2014 – Harvest Records
By Phillip Smith; Mar 28, 2015
There’s something very special about the latest supergroup, New Basement Tapes. This collective of musicians, consisting of Elvis Costello, Rhiannon Giddens (Carolina Chocolate Drops), Taylor Goldsmith (Dawes), Jim James (My Morning Jacket), & Marcus Mumford (Mumford & Sons) have joined forces to record fifteen tracks based on uncovered song lyrics which were written by Bob Dylan in 1967 during the original Basement Tape sessions. Dylan credited with co-writer of each song on the album, does not appear on any of the performances.
The somewhat spacy “Down on the Bottom” kicks things off. This track is co-written by Jim James, who also by the way takes on the electric guitar and organ. I really like the fuzzy My Morning Jacket guitar licks James dishes out during the bridge. This is the kind of song that captivates me upon first listen. James is also at the helm of “Nothing To It”, a poppy song about letting the flip of a coin decide the fate of a thief. Under the covers, this is ominous and sinister enough to be on Harvey Dent’s playlist.
I can’t steer away from “Kansas City”, with writing credits given to both Mumford and Goldsmith. Mumford nails the lead vocals on this ode to torn hearts and letting go. Johnny Depp even makes an appearance to play guitar on this one. Goldsmith revisits Kansas City on “Liberty Street”. This story of hard times is solemnly sung and beautifully played on piano. Goldsmith delivers again on the rootsy “Card Shark”, a cute little ditty featuring Costello on ukulele.

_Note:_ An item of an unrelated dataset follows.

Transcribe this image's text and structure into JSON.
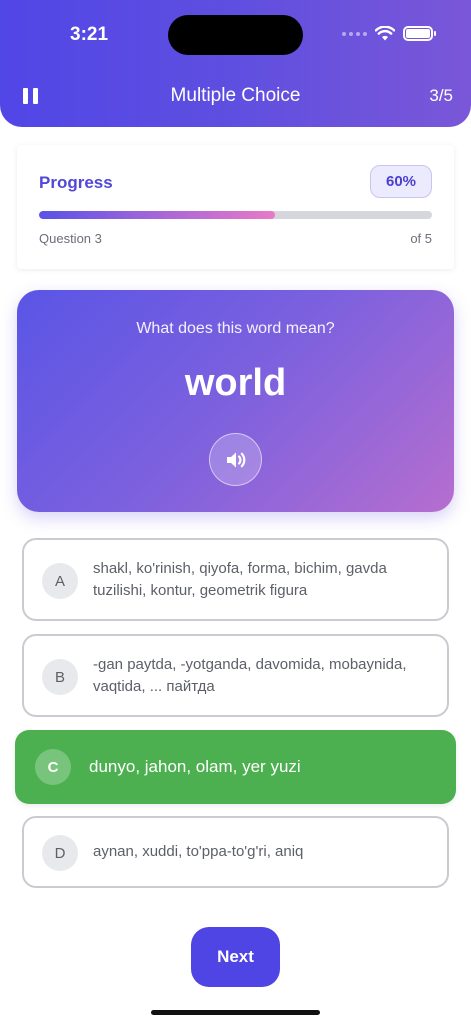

This song has that feel-good pleasantness to it that lures the listener to sing along. I like this one a lot.
It’s so good to hear Elvis Costello tear it up both vocally and electrically on guitar in “Six Months in Kansas City (Liberty Street)”. He brings to the table the same enthusiasm and exuberance he had in his early years.
Title track, “Lost on the River #20” beautifully concludes the album, with lovely vocals from Rhiannon flowing alongside stellar acoustic guitar performances from Mumford and Goldsmith. It’s hard to believe these Dylan songs haven’t been put to tape and released before. They’re so good. Lost on the River is nothing short of a masterpiece.